SOURCE DATA START

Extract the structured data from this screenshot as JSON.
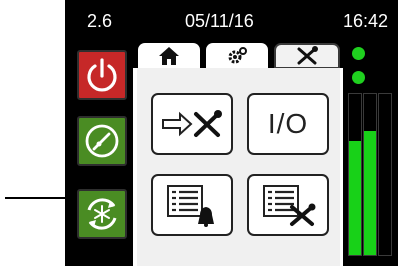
{
  "status": {
    "left": "2.6",
    "date": "05/11/16",
    "time": "16:42"
  },
  "sidebar": [
    {
      "name": "power-icon",
      "color": "#c62828"
    },
    {
      "name": "gauge-icon",
      "color": "#4a8c23"
    },
    {
      "name": "snowflake-cycle-icon",
      "color": "#4a8c23"
    }
  ],
  "tabs": [
    {
      "icon": "home-icon"
    },
    {
      "icon": "gear-icon"
    },
    {
      "icon": "tools-icon",
      "active": true
    }
  ],
  "menu": {
    "service_icon": "arrow-tools-icon",
    "io_label": "I/O",
    "log_user_icon": "list-bell-icon",
    "log_service_icon": "list-tools-icon"
  },
  "indicators": {
    "leds": [
      "on",
      "on"
    ],
    "bar_levels": [
      0.71,
      0.77,
      0.0
    ]
  },
  "accent_color": "#18d118"
}
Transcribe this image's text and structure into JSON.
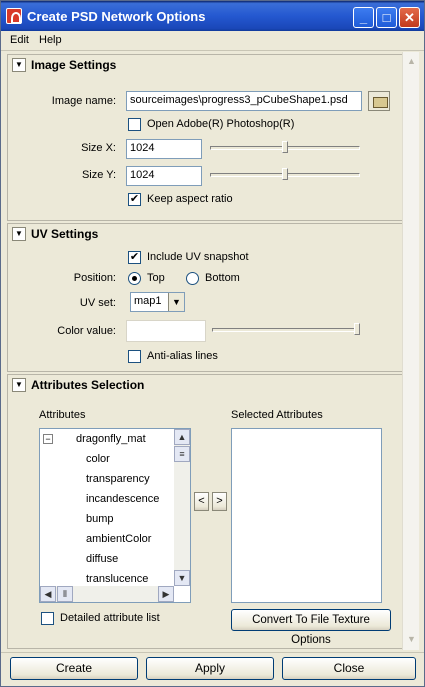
{
  "window": {
    "title": "Create PSD Network Options"
  },
  "menu": {
    "items": [
      "Edit",
      "Help"
    ]
  },
  "image_settings": {
    "title": "Image Settings",
    "image_name_label": "Image name:",
    "image_name_value": "sourceimages\\progress3_pCubeShape1.psd",
    "open_photoshop_label": "Open Adobe(R) Photoshop(R)",
    "open_photoshop_checked": false,
    "size_x_label": "Size X:",
    "size_x_value": "1024",
    "size_y_label": "Size Y:",
    "size_y_value": "1024",
    "keep_aspect_label": "Keep aspect ratio",
    "keep_aspect_checked": true
  },
  "uv_settings": {
    "title": "UV Settings",
    "include_uv_label": "Include UV snapshot",
    "include_uv_checked": true,
    "position_label": "Position:",
    "position_options": [
      "Top",
      "Bottom"
    ],
    "position_selected": "Top",
    "uv_set_label": "UV set:",
    "uv_set_value": "map1",
    "color_value_label": "Color value:",
    "color_value_color": "#ffffff",
    "anti_alias_label": "Anti-alias lines",
    "anti_alias_checked": false
  },
  "attributes_selection": {
    "title": "Attributes Selection",
    "attributes_header": "Attributes",
    "selected_header": "Selected Attributes",
    "tree_root": "dragonfly_mat",
    "tree_items": [
      "color",
      "transparency",
      "incandescence",
      "bump",
      "ambientColor",
      "diffuse",
      "translucence"
    ],
    "selected_items": [],
    "move_left_label": "<",
    "move_right_label": ">",
    "detailed_label": "Detailed attribute list",
    "detailed_checked": false,
    "convert_button": "Convert To File Texture Options"
  },
  "buttons": {
    "create": "Create",
    "apply": "Apply",
    "close": "Close"
  }
}
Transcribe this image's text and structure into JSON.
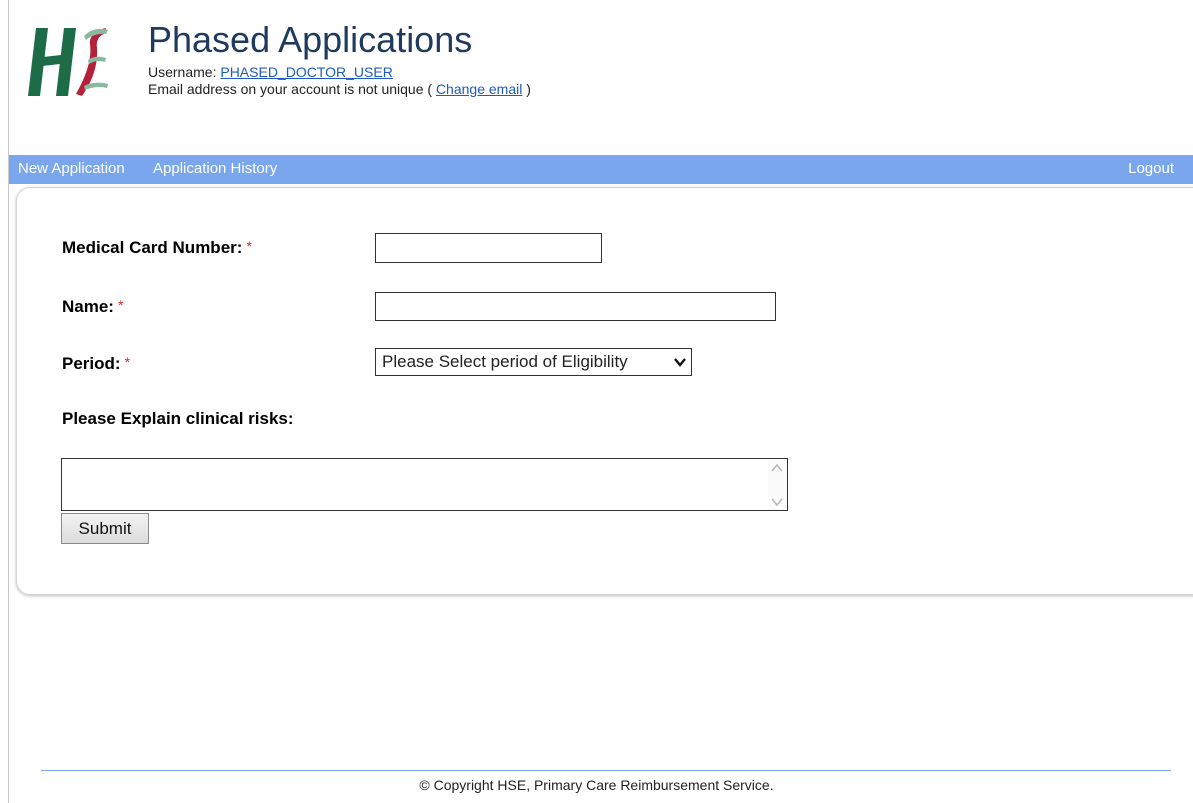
{
  "header": {
    "title": "Phased Applications",
    "username_label": "Username: ",
    "username": "PHASED_DOCTOR_USER",
    "email_notice": "Email address on your account is not unique ( ",
    "change_email": "Change email",
    "email_notice_end": " )"
  },
  "nav": {
    "new_application": "New Application",
    "application_history": "Application History",
    "logout": "Logout"
  },
  "form": {
    "medical_card_label": "Medical Card Number:",
    "medical_card_value": "",
    "name_label": "Name:",
    "name_value": "",
    "period_label": "Period:",
    "period_selected": "Please Select period of Eligibility",
    "clinical_label": "Please Explain clinical risks:",
    "clinical_value": "",
    "required_marker": "*",
    "submit_label": "Submit"
  },
  "footer": {
    "copyright": "© Copyright HSE, Primary Care Reimbursement Service."
  },
  "colors": {
    "nav_bg": "#7aa6ee",
    "logo_green": "#1e6b47",
    "logo_red": "#b3223a",
    "title": "#1f3a5f",
    "link": "#1f5bbf",
    "required": "#dd2222"
  },
  "icons": {
    "logo": "hse-logo",
    "select_arrow": "chevron-down-icon",
    "scroll_up": "chevron-up-icon",
    "scroll_down": "chevron-down-icon"
  }
}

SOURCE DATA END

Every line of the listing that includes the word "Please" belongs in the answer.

    "period_selected": "Please Select period of Eligibility",
    "clinical_label": "Please Explain clinical risks:",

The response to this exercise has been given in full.